It would also be best to consider blocking the IDs of users on WordPress after multiple failed login attempts. By doing so, you significantly decrease the attacker’s chances of guessing your passwords.
Similarly, you can reinforce login security by enabling two-factor authentication to protect your WordPress site. This authentication technique acts as an additional layer of security, as it requires users to enter a unique code (often sent to their mobile phone) in addition to a username and password. This is easy to add with the help of an all around WordPress security plugin, or a more specific one like WP 2FA.
Be Mindful of Network Security
Login credentials are not the only vulnerability of a website. Backend functions like servers and applications that keep your site running are also a way hackers can breach your website. You should leverage flexible security platforms such as cybersecurity software development kits and APIs to monitor your system and catch security bugs early before they can have negative impacts.
In addition, be mindful of the network you are using before you log into even an adequately secured WordPress website. Public networks like libraries, coffee shops, etc. may not be well-protected.
According to cybersecurity expert Ludovic Rembert of Privacy Canada, using a virtual private network (VPN) is the most effective strategy to safeguard your login credentials before you go online in a public place. This will allow you to operate in an encrypted channel rather than on the public web.
“A virtual private network is your first line of defense when working from home, and particularly when connected to public Wifi,” says Rembert. “A VPN is a service that creates a virtual tunnel of encrypted data flowing between the user (that’s you) and the server (that’s the internet). The bottom line is a VPN hides your information from spies, hackers, snoops, and anyone else who might want to steal and monetize your information.”
Since your WordPress site doesn’t operate in a vacuum, you must also consider other applications and databases used in your system as a part of your offsite security. If you are using cloud-based applications in particular, make sure they are integrated securely, as cloud-based security differs from traditional platforms.
WordPress is an easy-to-use website builder, but this doesn’t mean you should be lulled into a false sense of security. Irrespective of the platform, having automatic security and backup tools to prevent brute force attacks and other hacks is a must-have to protect your website.
In the worst-case scenarios, you can leverage these to restore a compromised site and protect your data.
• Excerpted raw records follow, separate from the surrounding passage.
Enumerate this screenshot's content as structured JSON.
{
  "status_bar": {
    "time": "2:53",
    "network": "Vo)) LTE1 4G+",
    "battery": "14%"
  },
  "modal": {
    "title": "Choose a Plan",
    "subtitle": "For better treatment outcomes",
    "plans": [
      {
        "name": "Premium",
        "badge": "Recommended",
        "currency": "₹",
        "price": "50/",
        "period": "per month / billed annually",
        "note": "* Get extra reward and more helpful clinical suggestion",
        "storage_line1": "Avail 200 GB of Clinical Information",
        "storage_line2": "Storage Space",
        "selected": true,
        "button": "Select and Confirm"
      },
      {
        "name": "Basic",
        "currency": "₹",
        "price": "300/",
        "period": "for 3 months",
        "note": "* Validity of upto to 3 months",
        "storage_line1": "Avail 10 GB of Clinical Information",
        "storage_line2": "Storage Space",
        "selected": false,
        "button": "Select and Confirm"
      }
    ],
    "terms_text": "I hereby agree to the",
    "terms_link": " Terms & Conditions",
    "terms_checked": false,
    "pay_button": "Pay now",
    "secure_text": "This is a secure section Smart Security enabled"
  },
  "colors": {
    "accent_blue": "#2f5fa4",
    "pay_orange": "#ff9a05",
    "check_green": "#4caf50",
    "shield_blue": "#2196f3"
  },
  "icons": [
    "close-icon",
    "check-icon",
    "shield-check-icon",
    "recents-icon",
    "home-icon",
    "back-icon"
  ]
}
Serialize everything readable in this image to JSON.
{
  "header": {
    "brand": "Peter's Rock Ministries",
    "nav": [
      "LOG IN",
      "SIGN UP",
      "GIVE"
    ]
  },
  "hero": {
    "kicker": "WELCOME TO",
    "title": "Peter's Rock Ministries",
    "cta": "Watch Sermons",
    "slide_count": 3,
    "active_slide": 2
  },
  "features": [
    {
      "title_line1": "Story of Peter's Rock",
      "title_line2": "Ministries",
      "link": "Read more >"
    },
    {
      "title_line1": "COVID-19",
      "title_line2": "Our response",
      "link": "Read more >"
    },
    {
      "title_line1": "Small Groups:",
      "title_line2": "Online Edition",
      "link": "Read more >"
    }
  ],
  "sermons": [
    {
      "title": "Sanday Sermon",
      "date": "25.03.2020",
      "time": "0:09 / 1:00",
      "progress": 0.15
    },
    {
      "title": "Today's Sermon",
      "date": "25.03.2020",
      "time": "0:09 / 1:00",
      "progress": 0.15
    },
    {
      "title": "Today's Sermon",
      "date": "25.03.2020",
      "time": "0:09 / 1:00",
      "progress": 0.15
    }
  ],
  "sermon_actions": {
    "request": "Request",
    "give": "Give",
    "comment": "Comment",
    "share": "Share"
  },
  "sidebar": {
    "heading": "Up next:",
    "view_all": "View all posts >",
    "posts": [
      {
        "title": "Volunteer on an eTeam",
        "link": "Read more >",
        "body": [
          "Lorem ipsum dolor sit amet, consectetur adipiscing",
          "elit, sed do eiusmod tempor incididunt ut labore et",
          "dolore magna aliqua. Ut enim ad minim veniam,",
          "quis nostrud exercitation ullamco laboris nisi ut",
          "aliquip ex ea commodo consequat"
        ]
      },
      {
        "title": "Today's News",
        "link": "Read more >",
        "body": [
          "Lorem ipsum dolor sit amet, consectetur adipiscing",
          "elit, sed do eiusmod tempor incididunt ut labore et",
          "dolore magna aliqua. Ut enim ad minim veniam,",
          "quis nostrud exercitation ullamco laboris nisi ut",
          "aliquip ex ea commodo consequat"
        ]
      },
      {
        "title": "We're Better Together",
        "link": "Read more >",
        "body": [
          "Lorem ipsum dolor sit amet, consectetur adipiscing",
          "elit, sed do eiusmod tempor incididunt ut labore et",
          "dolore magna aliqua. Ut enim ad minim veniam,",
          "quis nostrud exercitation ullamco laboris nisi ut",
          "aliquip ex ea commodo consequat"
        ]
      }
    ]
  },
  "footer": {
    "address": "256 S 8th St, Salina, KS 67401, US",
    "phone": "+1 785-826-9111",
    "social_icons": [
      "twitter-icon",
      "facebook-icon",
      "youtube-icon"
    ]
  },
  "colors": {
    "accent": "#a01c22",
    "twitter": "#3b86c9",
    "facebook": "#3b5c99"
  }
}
For WordPress, blocking multiple failed attempts and using two-factor authentication can help keep your site secure in addition to the other network security layers you implement.